Since adopting Xero, the team at Lewes has been able to give players certainty and confidence that they’ll be well looked after for the season. In return, this helps the club attract and retain top talent.
Without financial sustainability and visibility, clubs can fall behind on their obligations and jeopardise cash flow. Difficulties spiral, where clubs are unable to pay suppliers until they’ve generated more income. It’s difficult to maintain motivation and keep staff morale up. And this insecurity soon finds its way onto the pitch.
Using Xero, Biram can calculate profit and loss, create cash flow forecasts, and compile reports that make it easier to spend and invest effectively. Running a successful football club demands that the management team has financial confidence – the assurance that the money exists for important strategic decisions to be made.
“Using Xero, we can tell the manager exactly how much money they have for players at the start of the season,” Biram shares. This knowledge is especially useful for making major financial decisions – such as buying players in an upcoming transfer window or investing in new equipment. This was the case when the team was exploring funding options for a new pitch.
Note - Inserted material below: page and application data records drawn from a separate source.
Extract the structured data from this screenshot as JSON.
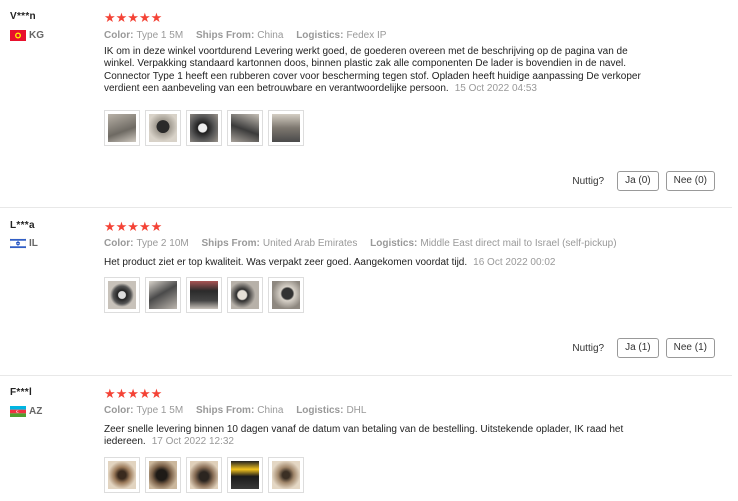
{
  "helpful_label": "Nuttig?",
  "reviews": [
    {
      "user": "V***n",
      "country": "KG",
      "stars": "★★★★★",
      "color_label": "Color:",
      "color": "Type 1 5M",
      "ships_label": "Ships From:",
      "ships": "China",
      "logistics_label": "Logistics:",
      "logistics": "Fedex IP",
      "text": "IK om in deze winkel voortdurend Levering werkt goed, de goederen overeen met de beschrijving op de pagina van de winkel. Verpakking standaard kartonnen doos, binnen plastic zak alle componenten De lader is bovendien in de navel. Connector Type 1 heeft een rubberen cover voor bescherming tegen stof. Opladen heeft huidige aanpassing De verkoper verdient een aanbeveling van een betrouwbare en verantwoordelijke persoon.",
      "date": "15 Oct 2022 04:53",
      "yes": "Ja (0)",
      "no": "Nee (0)"
    },
    {
      "user": "L***a",
      "country": "IL",
      "stars": "★★★★★",
      "color_label": "Color:",
      "color": "Type 2 10M",
      "ships_label": "Ships From:",
      "ships": "United Arab Emirates",
      "logistics_label": "Logistics:",
      "logistics": "Middle East direct mail to Israel (self-pickup)",
      "text": "Het product ziet er top kwaliteit. Was verpakt zeer goed. Aangekomen voordat tijd.",
      "date": "16 Oct 2022 00:02",
      "yes": "Ja (1)",
      "no": "Nee (1)"
    },
    {
      "user": "F***l",
      "country": "AZ",
      "stars": "★★★★★",
      "color_label": "Color:",
      "color": "Type 1 5M",
      "ships_label": "Ships From:",
      "ships": "China",
      "logistics_label": "Logistics:",
      "logistics": "DHL",
      "text": "Zeer snelle levering binnen 10 dagen vanaf de datum van betaling van de bestelling. Uitstekende oplader, IK raad het iedereen.",
      "date": "17 Oct 2022 12:32"
    }
  ]
}
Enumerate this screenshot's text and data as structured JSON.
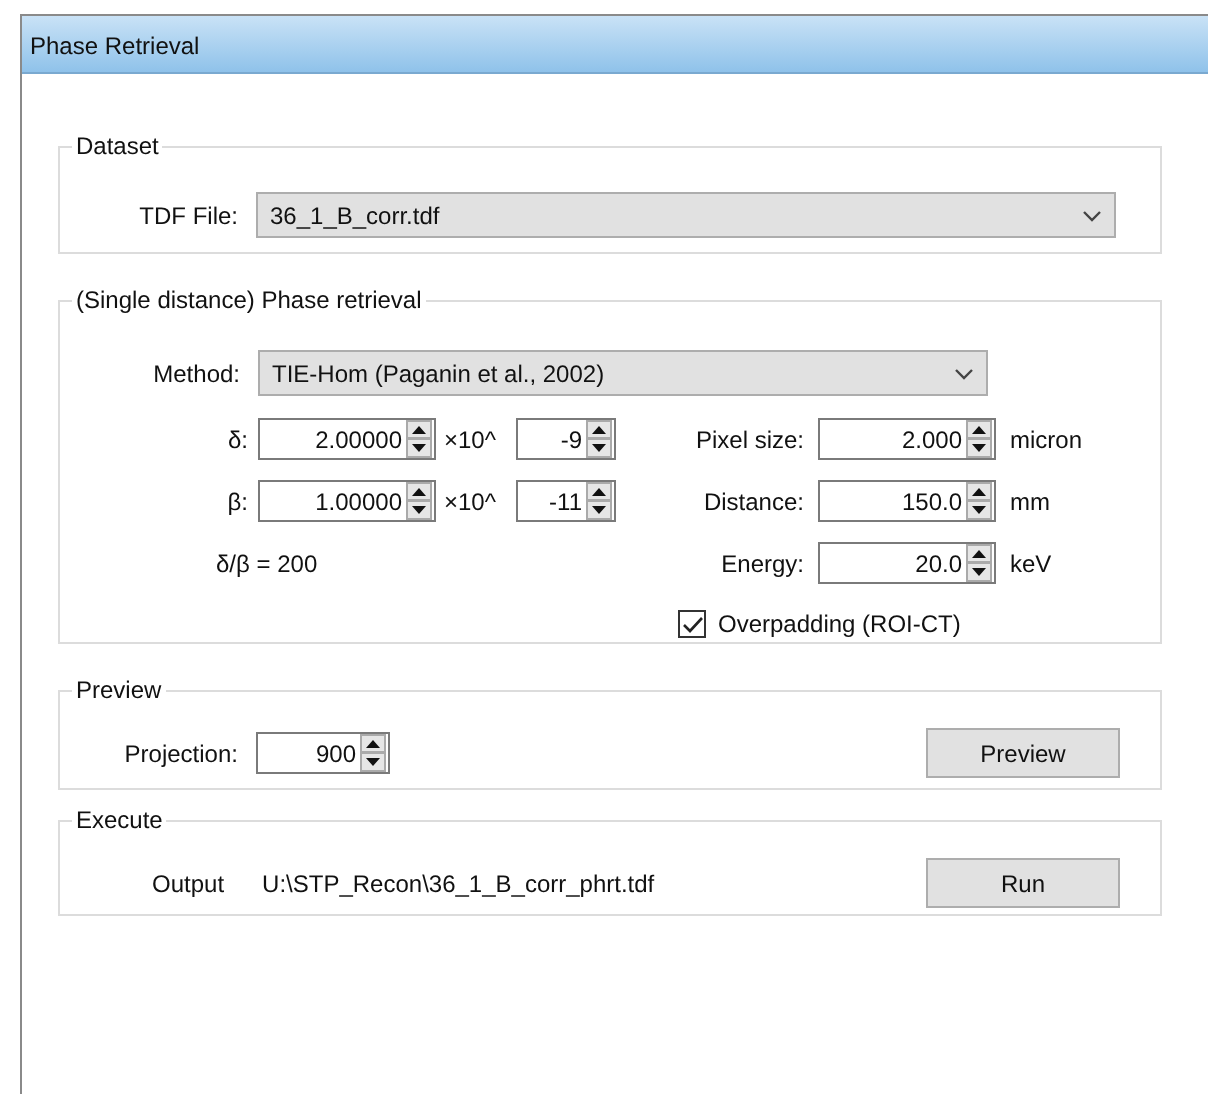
{
  "window": {
    "title": "Phase Retrieval"
  },
  "dataset": {
    "title": "Dataset",
    "tdf_file": {
      "label": "TDF File:",
      "value": "36_1_B_corr.tdf"
    }
  },
  "phase_retrieval": {
    "title": "(Single distance) Phase retrieval",
    "method": {
      "label": "Method:",
      "value": "TIE-Hom (Paganin et al., 2002)"
    },
    "left_rows": [
      {
        "label": "δ:",
        "mantissa": "2.00000",
        "times": "×10^",
        "exponent": "-9"
      },
      {
        "label": "β:",
        "mantissa": "1.00000",
        "times": "×10^",
        "exponent": "-11"
      }
    ],
    "ratio": "δ/β = 200",
    "right_rows": [
      {
        "label": "Pixel size:",
        "value": "2.000",
        "unit": "micron"
      },
      {
        "label": "Distance:",
        "value": "150.0",
        "unit": "mm"
      },
      {
        "label": "Energy:",
        "value": "20.0",
        "unit": "keV"
      }
    ],
    "overpadding": {
      "label": "Overpadding (ROI-CT)",
      "checked": true
    }
  },
  "preview": {
    "title": "Preview",
    "projection": {
      "label": "Projection:",
      "value": "900"
    },
    "button": "Preview"
  },
  "execute": {
    "title": "Execute",
    "output_label": "Output",
    "output_path": "U:\\STP_Recon\\36_1_B_corr_phrt.tdf",
    "button": "Run"
  }
}
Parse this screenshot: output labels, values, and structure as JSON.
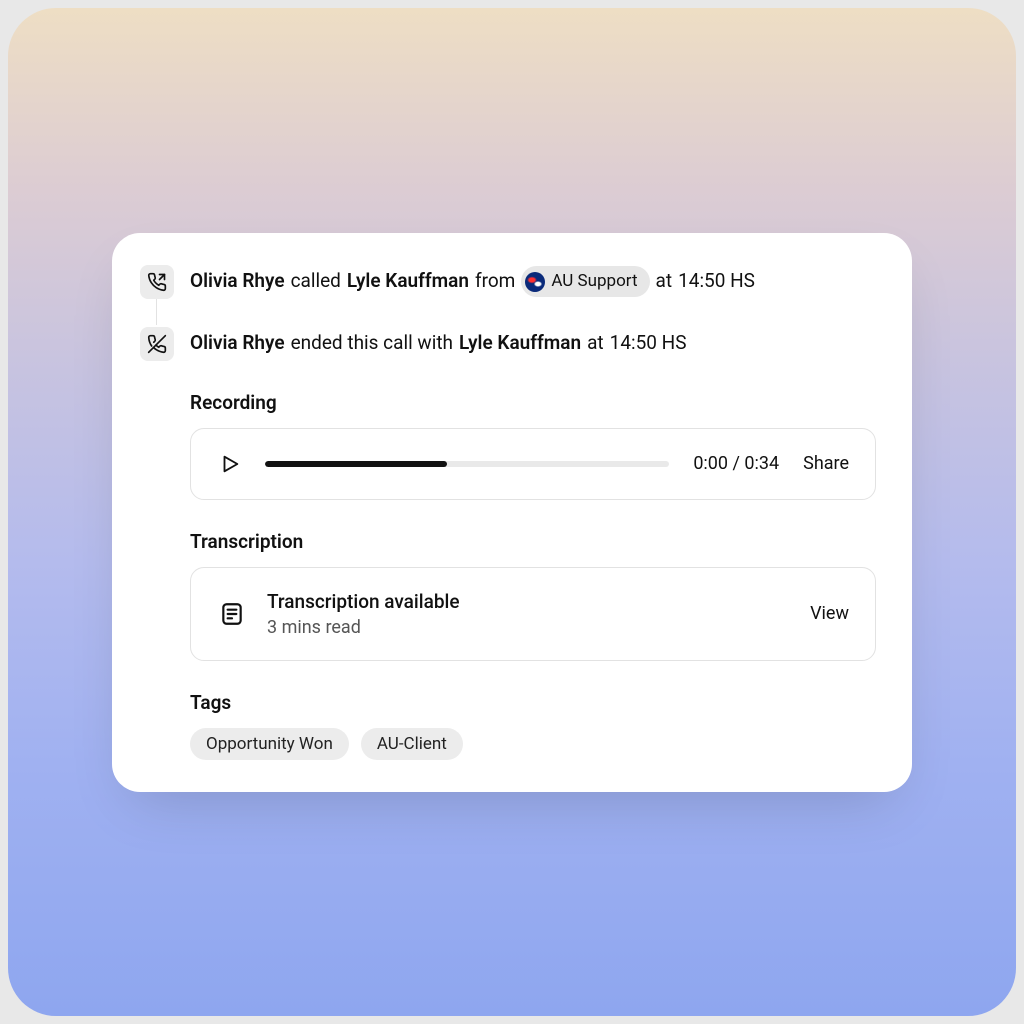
{
  "events": [
    {
      "caller": "Olivia Rhye",
      "verb": "called",
      "callee": "Lyle Kauffman",
      "from_word": "from",
      "source_label": "AU Support",
      "time_prefix": "at",
      "time": "14:50 HS"
    },
    {
      "caller": "Olivia Rhye",
      "verb": "ended this call with",
      "callee": "Lyle Kauffman",
      "time_prefix": "at",
      "time": "14:50 HS"
    }
  ],
  "recording": {
    "heading": "Recording",
    "elapsed": "0:00",
    "separator": "/",
    "total": "0:34",
    "share_label": "Share",
    "progress_percent": 45
  },
  "transcription": {
    "heading": "Transcription",
    "title": "Transcription available",
    "subtitle": "3 mins read",
    "view_label": "View"
  },
  "tags": {
    "heading": "Tags",
    "items": [
      "Opportunity Won",
      "AU-Client"
    ]
  }
}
“We got a grant for a new Premier League-level hybrid carpet pitch, which is quite unusual for a grassroots club. Using Xero we were able to gather together all of the financial information to fill out the grant application. Which is something that would have taken ages to produce without it.”
Access to accurate financial data has been empowering for Lewes FC. Over the past year, wage inflation has driven higher staffing costs and sparked conversations about what’s affordable. By consistently tracking club income and expenditure, the team can enter discussions with suppliers and negotiate more strategically, based on reliable financial information.
What’s more, interactions with external stakeholders have been made much easier too: “We can share information with the Barclays Women’s Championship and Isthmian Premier league so quickly and easily,” Biram says. “The data is readily available, which means we can be efficient with submissions.”
The community difference
One of the defining differences between Lewes FC and other football clubs is that it’s fan owned. In practice, that means owners – who are community members – get a say in how the club operates.
“Lewes football club is a community asset. As a town, Lewes has always embraced diversity and equality,” Biram shares. “So the football club matches the ethos of the town.”
Lewes’ impact on the community has been astounding, and it’s propped up by their focus on financial sustainability and creating an impact on and off the pitch.
With community clubs dedicated to the needs of the community – from football therapy to walking football – Lewes FC consistently looks to its fans for inspiration.
According to Biram, “It’s more than a match – football gives us a framework for the week. Somewhere to go for 90 minutes, that takes you somewhere else.”
Financially sustainable football, which also works for fans, isn’t impossible. Lewes FC is already making it a reality.